• [PROBLEM REQUIREMENTS]: Each line of the entries below that holds "translate" is needed, copied in full.

(Records drawn from a dataset)
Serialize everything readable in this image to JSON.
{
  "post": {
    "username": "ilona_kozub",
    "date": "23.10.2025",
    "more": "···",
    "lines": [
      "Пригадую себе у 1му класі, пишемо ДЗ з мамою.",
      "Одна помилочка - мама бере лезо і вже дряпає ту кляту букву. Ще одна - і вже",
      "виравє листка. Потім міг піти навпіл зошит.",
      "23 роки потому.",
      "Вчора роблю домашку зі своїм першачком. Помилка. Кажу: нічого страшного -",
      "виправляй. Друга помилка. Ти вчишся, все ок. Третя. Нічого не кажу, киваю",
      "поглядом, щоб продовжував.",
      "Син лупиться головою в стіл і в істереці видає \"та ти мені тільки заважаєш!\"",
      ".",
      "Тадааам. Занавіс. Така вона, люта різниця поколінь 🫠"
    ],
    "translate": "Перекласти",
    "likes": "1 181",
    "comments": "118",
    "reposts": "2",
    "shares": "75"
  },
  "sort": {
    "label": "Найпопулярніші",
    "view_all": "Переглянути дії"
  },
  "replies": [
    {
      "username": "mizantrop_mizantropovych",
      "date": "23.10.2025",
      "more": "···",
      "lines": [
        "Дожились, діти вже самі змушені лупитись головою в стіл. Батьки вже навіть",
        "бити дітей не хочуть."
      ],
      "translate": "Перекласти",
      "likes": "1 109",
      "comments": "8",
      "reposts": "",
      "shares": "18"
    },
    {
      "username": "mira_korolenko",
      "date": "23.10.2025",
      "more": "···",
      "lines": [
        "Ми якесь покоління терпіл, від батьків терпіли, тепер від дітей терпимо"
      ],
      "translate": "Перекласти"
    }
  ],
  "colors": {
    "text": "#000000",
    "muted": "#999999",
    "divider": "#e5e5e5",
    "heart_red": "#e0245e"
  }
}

• [WRITTEN SOLUTION]:
    "translate": "Перекласти",
      "translate": "Перекласти",
      "translate": "Перекласти"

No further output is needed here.